The long term impact may be seen later on in life. Chronic systemic inflammation has been shown to promote cognitive decline and neurodegenerative disease makes it more likely that COVID-19 survivors will experience neurodegeneration in later years that has been known for a long time. Those with short term cognitive consequences may have had less viral load and for a shorter duration of time. Interestingly, those who were in covid-recovery units and on ventilators tended to report less cognitive symptoms suggesting there may have been some protective element to consistent ventilatory or simply timing and getting to the hospital before the hyperinflammatory (cytokine storm) phase of the viral process. A global increase in the prevalence of fatigue, brain fog, depression and other “sickness behavior”-like symptoms implicates a possible dysregulation in neuroimmune mechanisms even among those never infected by the virus .
Whittier Rehabilitation Hospital in Westborough, MA is looking at the data of 73 patients. This is very likely the first and largest subset of surviving long haul cases of the coronavirus. Our population is older 70.6 years, 66% white males versus approximately 64 years reported in the Italian studies reported here. The Italian samples were largely male as well. The average length of stay was 19.6 days. 21% had signs and symptoms of clinical depression or generalized anxiety co-occurring with their physical and cognitive symptoms. 14% had persistent delirium and encephalopathy.
Recovery from the long-haul symptoms reported in this paper will take weeks to months we predict. It has been recommended that aggressive multidisciplinary rehabilitation be initiated as soon as endurance permits. Intensity shoould include 4-5 times a week PT, OT, and speech language pathology. In many cases the comorbid depression and anxiety must be dealt with concurrent to the restorative physical and cognitive work. Some have likened the neurocognitive impact of covid-19 to that of a moderate traumatic brain injury in the breadth of its impact and tough return to a semblance of normalcy. Aggressive treatment is strongly recommended and should be commensurate with endurance and debility. There is evidence that the likelihood of full return to work is decreased after 6 months or more of recovery.

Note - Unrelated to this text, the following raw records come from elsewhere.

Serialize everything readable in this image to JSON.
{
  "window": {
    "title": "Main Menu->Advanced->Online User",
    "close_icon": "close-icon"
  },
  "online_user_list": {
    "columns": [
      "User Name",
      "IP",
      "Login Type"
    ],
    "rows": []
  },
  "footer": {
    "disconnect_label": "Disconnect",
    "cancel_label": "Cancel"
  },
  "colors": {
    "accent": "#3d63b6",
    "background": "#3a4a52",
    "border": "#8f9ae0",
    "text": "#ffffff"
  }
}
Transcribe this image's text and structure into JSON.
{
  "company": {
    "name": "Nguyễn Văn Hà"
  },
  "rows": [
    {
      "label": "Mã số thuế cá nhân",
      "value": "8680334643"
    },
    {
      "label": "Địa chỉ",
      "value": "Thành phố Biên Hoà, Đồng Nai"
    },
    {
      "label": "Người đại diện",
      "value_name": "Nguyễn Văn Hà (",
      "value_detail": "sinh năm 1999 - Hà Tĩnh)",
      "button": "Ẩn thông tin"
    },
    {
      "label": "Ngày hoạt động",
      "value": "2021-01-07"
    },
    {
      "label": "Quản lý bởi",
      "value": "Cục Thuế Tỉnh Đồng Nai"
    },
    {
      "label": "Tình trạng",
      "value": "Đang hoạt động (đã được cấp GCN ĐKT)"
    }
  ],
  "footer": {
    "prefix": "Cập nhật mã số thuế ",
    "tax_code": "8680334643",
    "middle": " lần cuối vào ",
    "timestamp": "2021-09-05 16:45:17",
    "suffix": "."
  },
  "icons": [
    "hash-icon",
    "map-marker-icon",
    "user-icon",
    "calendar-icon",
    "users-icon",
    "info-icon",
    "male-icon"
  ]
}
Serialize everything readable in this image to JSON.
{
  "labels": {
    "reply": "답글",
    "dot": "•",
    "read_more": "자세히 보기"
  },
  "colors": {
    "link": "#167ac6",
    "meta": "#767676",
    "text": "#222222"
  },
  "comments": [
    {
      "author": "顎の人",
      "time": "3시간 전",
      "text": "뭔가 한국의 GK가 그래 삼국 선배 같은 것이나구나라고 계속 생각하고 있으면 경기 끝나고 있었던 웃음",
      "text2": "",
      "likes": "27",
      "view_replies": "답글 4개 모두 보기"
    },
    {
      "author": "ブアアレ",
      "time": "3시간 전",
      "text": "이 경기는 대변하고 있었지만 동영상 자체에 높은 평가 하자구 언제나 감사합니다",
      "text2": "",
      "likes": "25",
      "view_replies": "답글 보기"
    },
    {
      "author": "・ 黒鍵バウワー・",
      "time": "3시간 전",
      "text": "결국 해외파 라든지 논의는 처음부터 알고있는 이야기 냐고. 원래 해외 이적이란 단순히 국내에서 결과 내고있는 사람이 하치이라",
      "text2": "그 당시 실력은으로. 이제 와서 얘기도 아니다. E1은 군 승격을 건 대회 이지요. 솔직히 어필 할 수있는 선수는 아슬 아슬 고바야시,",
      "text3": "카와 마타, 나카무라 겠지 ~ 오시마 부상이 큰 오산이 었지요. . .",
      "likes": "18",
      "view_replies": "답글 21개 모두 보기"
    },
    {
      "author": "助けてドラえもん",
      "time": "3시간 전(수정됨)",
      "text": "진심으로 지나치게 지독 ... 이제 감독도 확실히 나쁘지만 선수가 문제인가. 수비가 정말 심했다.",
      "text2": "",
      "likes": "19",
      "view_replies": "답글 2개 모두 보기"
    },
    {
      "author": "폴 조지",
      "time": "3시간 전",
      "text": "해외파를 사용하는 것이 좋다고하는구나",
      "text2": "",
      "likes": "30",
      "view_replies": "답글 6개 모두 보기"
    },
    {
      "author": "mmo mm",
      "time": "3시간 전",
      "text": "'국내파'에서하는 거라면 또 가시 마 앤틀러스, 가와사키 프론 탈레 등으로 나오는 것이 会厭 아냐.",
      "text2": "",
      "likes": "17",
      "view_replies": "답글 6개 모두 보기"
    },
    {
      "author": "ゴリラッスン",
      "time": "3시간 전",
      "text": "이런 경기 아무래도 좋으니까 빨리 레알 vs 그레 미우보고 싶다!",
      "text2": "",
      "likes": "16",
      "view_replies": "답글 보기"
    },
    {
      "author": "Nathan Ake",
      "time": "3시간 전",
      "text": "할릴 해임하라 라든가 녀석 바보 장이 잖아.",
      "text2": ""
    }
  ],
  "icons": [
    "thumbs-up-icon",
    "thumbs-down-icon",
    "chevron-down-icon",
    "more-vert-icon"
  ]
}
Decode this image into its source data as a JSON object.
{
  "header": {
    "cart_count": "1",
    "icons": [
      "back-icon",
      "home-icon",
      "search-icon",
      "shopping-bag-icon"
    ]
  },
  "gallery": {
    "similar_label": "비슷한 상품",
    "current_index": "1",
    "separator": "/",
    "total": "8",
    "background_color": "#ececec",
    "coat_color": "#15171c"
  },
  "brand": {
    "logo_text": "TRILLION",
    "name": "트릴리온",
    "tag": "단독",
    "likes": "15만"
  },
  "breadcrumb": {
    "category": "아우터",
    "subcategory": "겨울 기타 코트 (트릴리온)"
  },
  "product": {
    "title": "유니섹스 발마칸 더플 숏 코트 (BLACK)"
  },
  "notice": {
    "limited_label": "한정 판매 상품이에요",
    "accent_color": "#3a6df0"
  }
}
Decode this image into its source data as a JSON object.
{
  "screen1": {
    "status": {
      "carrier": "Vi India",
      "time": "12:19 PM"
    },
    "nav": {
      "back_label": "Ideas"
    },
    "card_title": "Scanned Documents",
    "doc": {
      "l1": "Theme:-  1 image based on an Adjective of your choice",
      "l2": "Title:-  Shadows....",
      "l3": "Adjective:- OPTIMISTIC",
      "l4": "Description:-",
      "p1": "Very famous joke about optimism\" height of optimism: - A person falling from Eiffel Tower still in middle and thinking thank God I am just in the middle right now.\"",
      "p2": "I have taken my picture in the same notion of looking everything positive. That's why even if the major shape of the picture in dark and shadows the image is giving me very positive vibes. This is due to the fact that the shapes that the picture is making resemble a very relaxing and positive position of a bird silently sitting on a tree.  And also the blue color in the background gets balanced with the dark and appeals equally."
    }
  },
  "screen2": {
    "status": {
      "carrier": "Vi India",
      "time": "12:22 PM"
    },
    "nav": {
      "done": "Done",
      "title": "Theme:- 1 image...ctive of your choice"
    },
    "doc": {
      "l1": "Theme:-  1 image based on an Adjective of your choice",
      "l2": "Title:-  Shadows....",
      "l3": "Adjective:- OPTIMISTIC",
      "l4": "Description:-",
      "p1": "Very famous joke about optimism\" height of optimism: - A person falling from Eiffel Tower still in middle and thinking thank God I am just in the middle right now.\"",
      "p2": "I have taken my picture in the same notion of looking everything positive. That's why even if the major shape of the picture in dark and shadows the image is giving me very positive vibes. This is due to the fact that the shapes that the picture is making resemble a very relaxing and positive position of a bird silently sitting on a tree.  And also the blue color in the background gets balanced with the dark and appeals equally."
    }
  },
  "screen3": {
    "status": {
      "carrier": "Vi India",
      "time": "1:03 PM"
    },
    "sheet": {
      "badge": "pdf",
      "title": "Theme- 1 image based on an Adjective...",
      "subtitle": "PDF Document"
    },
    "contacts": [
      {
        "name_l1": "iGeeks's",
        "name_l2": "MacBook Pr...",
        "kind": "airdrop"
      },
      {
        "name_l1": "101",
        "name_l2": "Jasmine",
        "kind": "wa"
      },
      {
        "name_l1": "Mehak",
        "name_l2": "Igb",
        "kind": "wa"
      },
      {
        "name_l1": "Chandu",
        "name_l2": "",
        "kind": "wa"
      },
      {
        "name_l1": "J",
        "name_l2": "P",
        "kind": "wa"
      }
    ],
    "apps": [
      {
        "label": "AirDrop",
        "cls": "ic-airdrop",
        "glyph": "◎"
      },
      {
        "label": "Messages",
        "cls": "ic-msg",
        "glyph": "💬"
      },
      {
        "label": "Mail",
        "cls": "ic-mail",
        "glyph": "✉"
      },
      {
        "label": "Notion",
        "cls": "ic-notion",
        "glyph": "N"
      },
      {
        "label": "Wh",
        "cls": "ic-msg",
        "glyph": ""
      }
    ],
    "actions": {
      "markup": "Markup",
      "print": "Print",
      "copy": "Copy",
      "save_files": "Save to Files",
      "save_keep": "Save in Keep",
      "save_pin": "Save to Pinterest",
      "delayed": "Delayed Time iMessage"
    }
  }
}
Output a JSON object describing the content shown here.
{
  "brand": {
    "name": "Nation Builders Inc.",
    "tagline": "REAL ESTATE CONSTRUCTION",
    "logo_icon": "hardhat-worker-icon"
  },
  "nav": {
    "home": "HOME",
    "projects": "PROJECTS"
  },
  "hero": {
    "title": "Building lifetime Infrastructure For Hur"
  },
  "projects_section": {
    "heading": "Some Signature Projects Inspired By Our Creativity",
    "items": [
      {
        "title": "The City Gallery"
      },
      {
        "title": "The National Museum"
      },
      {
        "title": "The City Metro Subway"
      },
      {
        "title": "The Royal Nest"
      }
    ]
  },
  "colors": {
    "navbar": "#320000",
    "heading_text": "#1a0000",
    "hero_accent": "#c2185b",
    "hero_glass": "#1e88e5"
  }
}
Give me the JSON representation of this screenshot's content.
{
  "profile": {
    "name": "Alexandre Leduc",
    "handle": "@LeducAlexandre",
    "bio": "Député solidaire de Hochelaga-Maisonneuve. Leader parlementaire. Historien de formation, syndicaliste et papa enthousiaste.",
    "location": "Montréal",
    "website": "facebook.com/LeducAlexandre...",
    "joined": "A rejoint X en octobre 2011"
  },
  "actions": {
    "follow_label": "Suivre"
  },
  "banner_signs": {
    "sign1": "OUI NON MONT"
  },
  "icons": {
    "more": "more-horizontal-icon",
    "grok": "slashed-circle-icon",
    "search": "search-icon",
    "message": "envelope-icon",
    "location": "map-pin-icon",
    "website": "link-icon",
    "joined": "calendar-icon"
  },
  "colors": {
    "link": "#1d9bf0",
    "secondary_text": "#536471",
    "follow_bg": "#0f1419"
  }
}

Ferrucci, R et al., (2021) Brain Sci. 11, 235.
Jaywant et al., (2021) Neuropsychopharmacology, 0:1-6
Budson, A. (2021) B.U.Medical School — https://www.health.harvard.edu/blog/author/abudson
Heneka et al. (2020) Alzheimer’s Research & Therapy. Long and Short-term Cognitive Impact of Coronavirus. 12:69 https://doi.org/10.1186/s13195-020-00640-3
Lawton, MP, Brody, EM. (1969). Assessment of older people: self-maintaining and instrumental activities of daily living. Gerontologist. 9(3): 179-186.
Ramage, A. Potential for Cognitive Communication Impairment in COVID-19 Survivors: A Call to Action for Speech Language Pathologists. Nov. 2020, American Journal of Speech-Language Pathology. Vol. 29. 1821-1832
Sigurvinsdottir, R, Thorisdottir, I, Gylfason, HF. (2020). The Impact of Covid-19 on Mental Health: The role of Locus of Control and Internet Use. International Journal of Environmental Research and Public Health, 17:6985: doi:10.3390/ijerph17196985.
Nurshad, Ali, (2020) J Med Virol. Jun 9 : 10.1002/jmv.26097.
Ludovica Brusaferri, Zeynab Alshelh, Daniel Martins, Minhae Kim, Akila Weerasekera, Hope Housman, Erin J. Morrissey, Paulina C. Knight, Kelly A. Castro-Blanco, Daniel S. Albrecht, Chieh-En Tseng, Nicole R. Zürcher, Eva-Maria Ratai, Oluwaseun Akeju, Meena M. Makary, Ciprian Catana, Nathaniel D. Mercaldo, Nouchine Hadjikhani, Mattia Veronese, Federico Turkheimer, Bruce R. Rosen, Jacob M. Hooker, Marco L. Loggia (2022) The pandemic brain: Neuroinflammation in non-infected individuals during the COVID-19 pandemic, Brain, Behavior, and Immunity, Volume 102, Pages 89-97, ISSN 0889-1591, https://doi.org/10.1016/j.bbi.2022.02.018.